“They are being cautious because they are not from here and they are not used to our regulations,” [Cheryl] McKissack Daniel said. “They probably run their crews 24/7 [in China]. You can’t do that here. It’s an awakening, how we do business here. But we don’t have a problem with them.” Well, I'm not sure that Greenland runs its crews 24/7 or how much McKissack Daniel was speaking rhetorically.

However, t…

At de Blasio's State of the City, affordable housing rhetoric but not details

So, I finally checked out Mayor Bill de Blasio's 2/13/18 State of the City address and, as the New York Times's William Neuman wrote, "The speech was long on oratory and vision, but it had less to offer in the way of details, new ideas or measurable goals."

According to a video of the event, a preview video (about 31 minutes in) shown to attendees  at the Kings Theatre touched on "creating affordable housing for New Yorkers." The illustration was not ground-up construction but a rent freeze for seniors. Okay.

"So, let me take you to the task at hand, becoming the Fairest Big City in America," de Blasio said, according to the transcript. "The video you saw gave you the flavor of some of the steps we've taken so far what they mean to the people of this city and when you came in this evening, you were handed this booklet, which conveniently is titled, 'The Fairest Big City in America.'"

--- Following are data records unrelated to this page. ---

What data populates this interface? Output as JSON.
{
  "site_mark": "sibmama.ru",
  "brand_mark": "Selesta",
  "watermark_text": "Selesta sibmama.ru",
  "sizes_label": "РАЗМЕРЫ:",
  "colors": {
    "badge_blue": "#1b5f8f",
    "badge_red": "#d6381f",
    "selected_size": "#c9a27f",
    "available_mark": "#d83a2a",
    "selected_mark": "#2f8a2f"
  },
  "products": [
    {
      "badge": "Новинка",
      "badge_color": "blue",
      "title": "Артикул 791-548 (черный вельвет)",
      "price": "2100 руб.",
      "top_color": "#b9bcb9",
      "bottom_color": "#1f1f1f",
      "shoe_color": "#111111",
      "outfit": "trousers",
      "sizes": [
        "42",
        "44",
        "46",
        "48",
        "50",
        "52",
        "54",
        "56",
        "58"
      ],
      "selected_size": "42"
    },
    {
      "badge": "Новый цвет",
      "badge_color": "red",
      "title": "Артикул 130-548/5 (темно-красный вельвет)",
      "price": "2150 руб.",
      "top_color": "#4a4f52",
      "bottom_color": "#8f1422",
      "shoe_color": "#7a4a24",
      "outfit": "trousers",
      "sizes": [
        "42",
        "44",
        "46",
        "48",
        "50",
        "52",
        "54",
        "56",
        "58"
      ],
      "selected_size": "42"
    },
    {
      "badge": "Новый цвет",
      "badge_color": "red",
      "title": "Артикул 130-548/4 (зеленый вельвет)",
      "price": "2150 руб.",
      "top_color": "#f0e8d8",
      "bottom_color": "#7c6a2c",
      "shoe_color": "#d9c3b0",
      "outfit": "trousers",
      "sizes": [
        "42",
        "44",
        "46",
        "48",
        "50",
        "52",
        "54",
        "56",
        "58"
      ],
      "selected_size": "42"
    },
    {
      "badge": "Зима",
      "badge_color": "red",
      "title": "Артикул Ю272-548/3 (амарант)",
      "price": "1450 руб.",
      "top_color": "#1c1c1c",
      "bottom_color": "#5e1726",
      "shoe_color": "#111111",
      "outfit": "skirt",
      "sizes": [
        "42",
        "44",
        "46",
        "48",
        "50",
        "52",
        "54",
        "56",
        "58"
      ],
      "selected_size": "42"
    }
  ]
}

So what did he talk about? His mandate, he…

That elusive 2025 completion date

So when exactly will Atlantic Yards/Pacific Park be finished? Previous predictions have proven treacherous (remember that ten-year timeline posited upon project approval in 2006?), and the some recent prominent ones, relying on secondhand or stale information, unwisely posit 2025 as the expected completion date.

Consider Curbed's 2/9/18 A guide to the major megaprojects transforming New York City, which includes:
After well over a decade of planning, the megaproject formerly known as Atlantic Yards has made some progress. Now called Pacific Park, the development has seen the opening of the Barclays Center, the modular rental at 461 Dean Street, an all-affordable building at 535 Carlton Avenue, and the COOKFOX-designed condo at 550 Vanderbilt. More residential buildings are the works—the whole thing is due to have 15 by its anticipated completion date of 2025—and the recent acquisition of much of the development by Greenland USA may add some much-needed energy to the project. Or Fo…

Newsday: Coliseum operator and Nassau County executive want to end penalty for not supplying hockey long-term

The Islanders' deal is not quite done.

Newsday's Robert Brodsky and Jim Baumbach had a scoop yesterday, in Laura Curran moves to end Islanders penalty clause. The new Nassau County executive, bowing to a request from Nassau Coliseum operator Brooklyn Sports & Entertainment, says she supports killing the annual $1 million (and ultimately growing) penalty for not playing six required games per year at the Coliseum through 2027.

BS&E argues that the planned 60 games over the next three seasons at Nassau, during the construction of the new Belmont arena, make up for the promise. And they're playing hardball, saying that the latter plan is contingent on the the deal revision.

BS&E has some leverage here: the Islanders need a place to play, and if they can't play some games at Nassau, they'd likely face three more dreary season at the only alternative, the Barclays Center. That said, BS&E would rather get more events set at Nassau and allow alternatives b…